## [Task to complete]
Lines from the records below that contain the word "name" are to be copied out.

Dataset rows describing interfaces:
☆ ☆ ☆ ☆

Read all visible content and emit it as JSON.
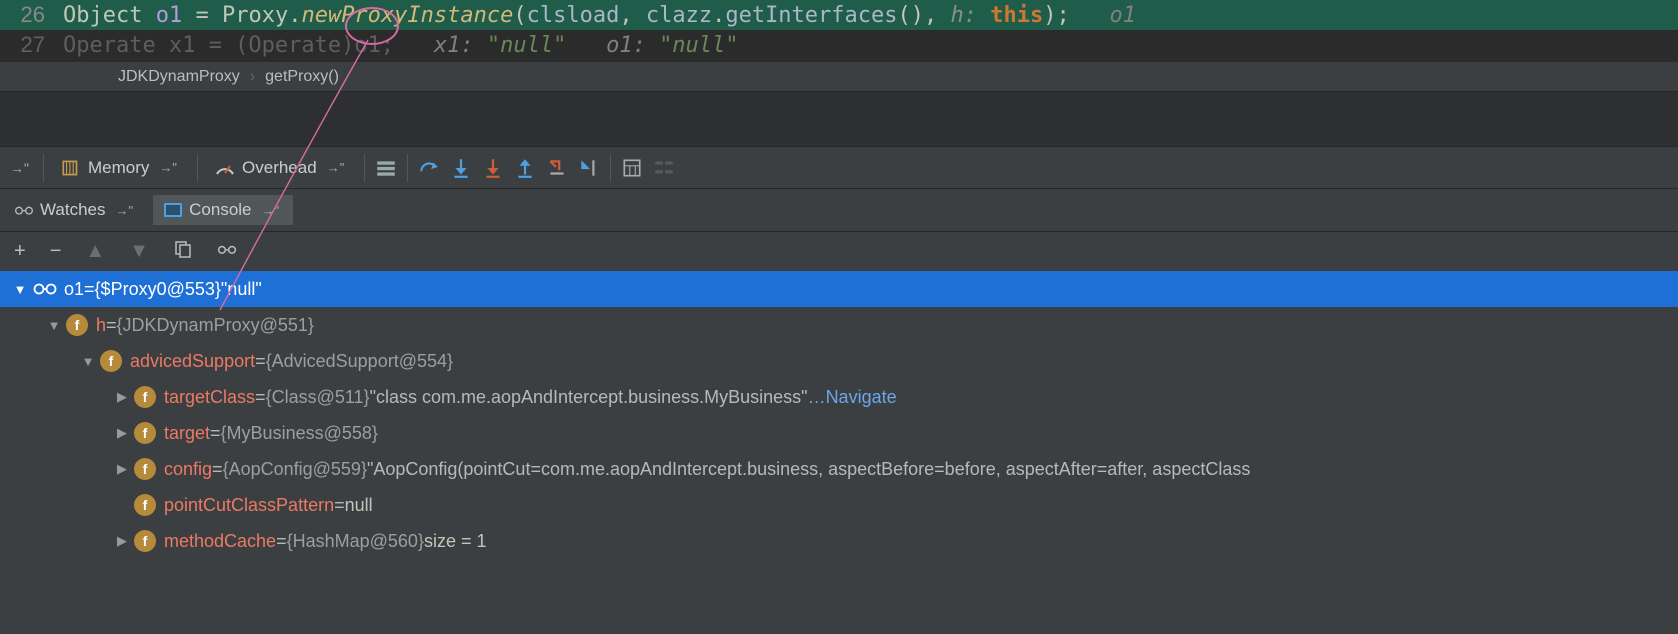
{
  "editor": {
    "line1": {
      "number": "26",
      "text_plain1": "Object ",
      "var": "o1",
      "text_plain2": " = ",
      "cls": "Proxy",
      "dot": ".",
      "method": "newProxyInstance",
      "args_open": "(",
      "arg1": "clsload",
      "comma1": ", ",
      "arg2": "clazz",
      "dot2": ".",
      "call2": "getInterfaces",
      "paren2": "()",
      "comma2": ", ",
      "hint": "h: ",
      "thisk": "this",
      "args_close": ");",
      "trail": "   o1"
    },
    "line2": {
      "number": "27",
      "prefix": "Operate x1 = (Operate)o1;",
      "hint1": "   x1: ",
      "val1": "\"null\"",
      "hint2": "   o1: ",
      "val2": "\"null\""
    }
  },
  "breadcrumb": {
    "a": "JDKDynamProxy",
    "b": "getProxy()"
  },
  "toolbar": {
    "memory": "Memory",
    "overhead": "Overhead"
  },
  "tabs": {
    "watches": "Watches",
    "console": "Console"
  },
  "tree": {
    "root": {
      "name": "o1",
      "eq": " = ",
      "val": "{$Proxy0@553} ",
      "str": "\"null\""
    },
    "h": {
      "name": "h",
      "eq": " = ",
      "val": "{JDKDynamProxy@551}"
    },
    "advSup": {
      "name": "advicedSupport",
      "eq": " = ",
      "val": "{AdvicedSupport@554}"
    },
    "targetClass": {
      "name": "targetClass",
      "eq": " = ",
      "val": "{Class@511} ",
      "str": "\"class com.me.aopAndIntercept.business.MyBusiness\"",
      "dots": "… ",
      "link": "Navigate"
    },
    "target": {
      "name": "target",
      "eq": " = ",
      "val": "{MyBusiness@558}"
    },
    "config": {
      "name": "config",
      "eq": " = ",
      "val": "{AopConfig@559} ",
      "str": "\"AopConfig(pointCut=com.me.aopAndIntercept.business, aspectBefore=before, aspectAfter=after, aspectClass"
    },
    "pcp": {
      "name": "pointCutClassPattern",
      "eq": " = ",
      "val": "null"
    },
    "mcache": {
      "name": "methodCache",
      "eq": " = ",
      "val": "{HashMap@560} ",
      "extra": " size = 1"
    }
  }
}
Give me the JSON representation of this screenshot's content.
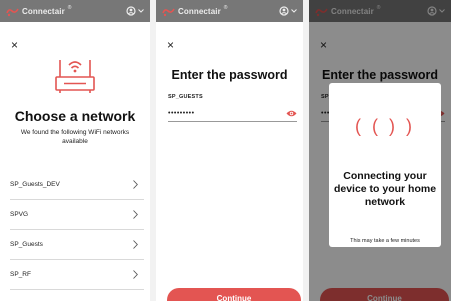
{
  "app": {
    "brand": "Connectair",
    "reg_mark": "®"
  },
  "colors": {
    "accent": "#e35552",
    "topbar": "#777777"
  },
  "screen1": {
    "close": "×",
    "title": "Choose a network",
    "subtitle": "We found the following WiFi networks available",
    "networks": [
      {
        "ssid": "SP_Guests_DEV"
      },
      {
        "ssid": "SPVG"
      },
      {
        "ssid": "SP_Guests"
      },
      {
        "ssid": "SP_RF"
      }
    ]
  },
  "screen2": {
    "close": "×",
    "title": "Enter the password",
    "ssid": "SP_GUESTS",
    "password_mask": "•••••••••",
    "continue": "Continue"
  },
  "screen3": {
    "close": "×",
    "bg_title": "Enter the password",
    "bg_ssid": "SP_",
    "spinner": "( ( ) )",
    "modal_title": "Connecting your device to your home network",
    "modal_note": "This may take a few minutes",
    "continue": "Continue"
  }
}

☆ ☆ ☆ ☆

## [Result of this exercise]
      "name": "o1",
      "name": "h",
      "name": "advicedSupport",
      "name": "targetClass",
      "name": "target",
      "name": "config",
      "name": "pointCutClassPattern",
      "name": "methodCache",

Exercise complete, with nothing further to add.